Wednesday February 24 2016

Farming to be for the fittest

By Michael J. Ssali

The mind-set of the smallholder farmer will have to change if we are to increase agricultural production under the rapidly changing circumstances. Not all our farmers have a clear understanding of the magnitude of the effects of climate change on their work or know what to do to build resilience to them.

It will not even help to call upon them to work harder without helping them appreciate the need for fewer children. Big families often require more food than what small farms can produce, which results in food insecurity and malnutrition.
Uncontrolled population growth forces people to settle in wetlands and to cut down forests leading to harsher climatic conditions.
Talk about challenges of feeding a growing population should be matched with family planning measures.
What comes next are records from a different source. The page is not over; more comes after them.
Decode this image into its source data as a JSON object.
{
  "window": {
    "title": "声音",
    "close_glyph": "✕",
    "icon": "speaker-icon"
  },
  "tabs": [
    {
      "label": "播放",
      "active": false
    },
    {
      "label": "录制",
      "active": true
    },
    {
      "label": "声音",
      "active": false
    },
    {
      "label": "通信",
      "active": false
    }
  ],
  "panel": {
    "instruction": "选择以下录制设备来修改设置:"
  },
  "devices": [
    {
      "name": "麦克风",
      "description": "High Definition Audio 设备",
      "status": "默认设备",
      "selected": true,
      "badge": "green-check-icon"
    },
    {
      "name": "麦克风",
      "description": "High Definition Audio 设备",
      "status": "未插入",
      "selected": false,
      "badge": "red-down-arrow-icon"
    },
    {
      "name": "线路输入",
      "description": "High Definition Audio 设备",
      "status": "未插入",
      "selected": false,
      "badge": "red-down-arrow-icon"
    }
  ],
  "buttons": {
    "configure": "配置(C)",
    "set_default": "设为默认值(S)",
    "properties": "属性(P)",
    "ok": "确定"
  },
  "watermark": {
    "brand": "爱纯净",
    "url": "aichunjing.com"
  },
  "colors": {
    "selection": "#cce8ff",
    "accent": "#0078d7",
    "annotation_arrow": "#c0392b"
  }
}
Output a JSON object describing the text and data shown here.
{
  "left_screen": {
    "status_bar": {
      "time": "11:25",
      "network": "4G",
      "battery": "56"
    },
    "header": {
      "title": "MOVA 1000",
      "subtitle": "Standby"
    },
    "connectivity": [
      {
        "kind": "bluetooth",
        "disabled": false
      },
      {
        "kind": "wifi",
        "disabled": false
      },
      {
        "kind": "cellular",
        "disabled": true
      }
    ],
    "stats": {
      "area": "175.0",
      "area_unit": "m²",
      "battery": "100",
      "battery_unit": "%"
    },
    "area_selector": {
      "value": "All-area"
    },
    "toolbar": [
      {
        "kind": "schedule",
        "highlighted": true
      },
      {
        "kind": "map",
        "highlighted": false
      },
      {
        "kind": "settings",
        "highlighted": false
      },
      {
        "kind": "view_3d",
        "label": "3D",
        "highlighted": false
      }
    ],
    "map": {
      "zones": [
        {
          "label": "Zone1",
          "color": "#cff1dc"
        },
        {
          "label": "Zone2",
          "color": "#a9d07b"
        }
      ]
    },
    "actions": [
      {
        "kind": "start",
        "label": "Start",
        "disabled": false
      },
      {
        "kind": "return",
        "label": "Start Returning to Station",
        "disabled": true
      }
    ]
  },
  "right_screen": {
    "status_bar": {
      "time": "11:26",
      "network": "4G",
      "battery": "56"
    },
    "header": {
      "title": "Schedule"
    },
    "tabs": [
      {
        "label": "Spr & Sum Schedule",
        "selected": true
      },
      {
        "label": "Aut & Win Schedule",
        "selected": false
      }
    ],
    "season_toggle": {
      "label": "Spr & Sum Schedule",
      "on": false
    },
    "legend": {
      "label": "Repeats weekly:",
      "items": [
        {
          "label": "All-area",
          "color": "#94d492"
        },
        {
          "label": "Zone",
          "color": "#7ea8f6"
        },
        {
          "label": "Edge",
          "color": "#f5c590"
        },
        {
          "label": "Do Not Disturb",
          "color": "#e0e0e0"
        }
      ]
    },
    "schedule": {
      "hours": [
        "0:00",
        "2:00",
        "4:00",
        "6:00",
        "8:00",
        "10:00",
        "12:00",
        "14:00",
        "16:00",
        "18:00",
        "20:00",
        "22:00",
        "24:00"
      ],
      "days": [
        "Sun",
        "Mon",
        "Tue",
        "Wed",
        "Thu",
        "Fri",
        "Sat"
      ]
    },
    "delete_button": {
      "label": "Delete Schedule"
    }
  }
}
It requires more than leaders donating inputs such as hoes or seeds to the farmers. Agricultural extension services should go hand in hand with birth control programmes—where farmers are enlightened about advantages of smaller families. They should produce the number of children that their small plots of land can support since it is on that land that entire households depend for food and income.

In their groups the farmers should be taught about modern agricultural technologies, improved seeds and fertilisers, how to improve crop and livestock productivity, access to market information, post-harvest handling—clean processing and storage—and irrigation.
They should also teach the farmers about nutrition and how to use their farms’ produce to curb malnutrition—what to eat, when to eat it and how much of it to eat to live healthy and productive lives.

This was the gist of the FAO conference, held 15-17 February, on “The role of agricultural biotechnologies in sustainable food systems and nutrition”. It focused on a broad range of biotechnologies that could result in yield increases, better nutritional qualities and improved productivity of crops, livestock, fish and trees to benefit family farmers and their food systems, nutrition and livelihoods. Food security has to be addressed together with nutrition and family planning.